Immaterial cultural values associated with the sea tend to be neglected in Marine Spatial Planning (MSP) despite the growing recognition of their importance. This is a consequence of a persistent evidence gap with respect to socio-cultural values and the subsequent failure of MSP to include such values in relevant assessments. In 2013 WKCES developed the concept of Culturally Significant Areas (CSA) to link socio-cultural values to specific places, thereby enabling an area-based approach to management (see Gee et al. 2017). One of the key elements of this approach is a risk assessment of areas that have been identified as culturally significant. Subjecting CSAs to a risk assessment could provide important added information to planners and managers, helping them to avoid developments that would negatively affect CSAs or detract from their essential qualities.

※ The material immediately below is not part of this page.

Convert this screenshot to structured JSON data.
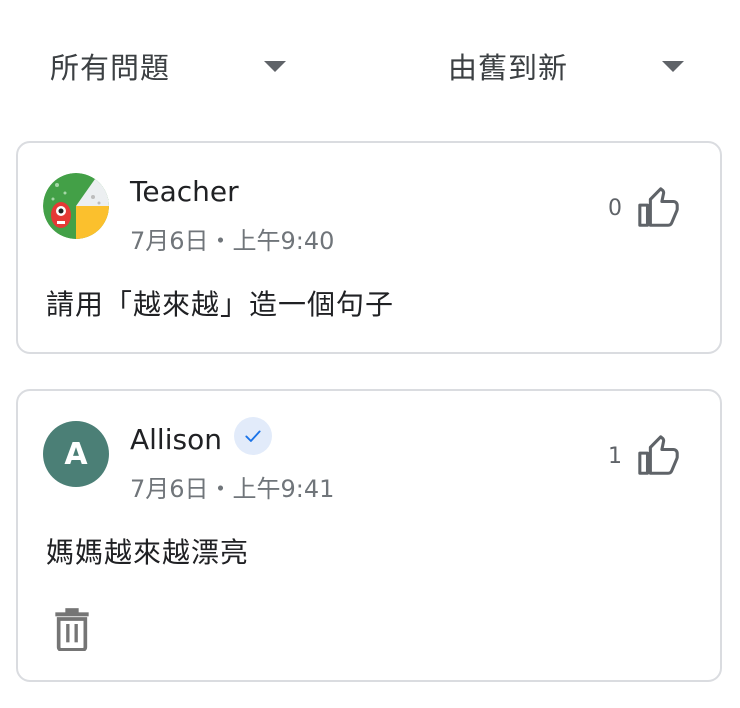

WKVCSA developed a conceptual framework for vulnerability and risk assessment of CSAs. Particular focus was on intangible cultural values, such as the practices and enactments, but also the tangible objects that equally contribute to the essence of a CSA. The central question for the workshop was what, exactly, poses a risk to what type of CSA, and how can the severity of such risks be evaluated?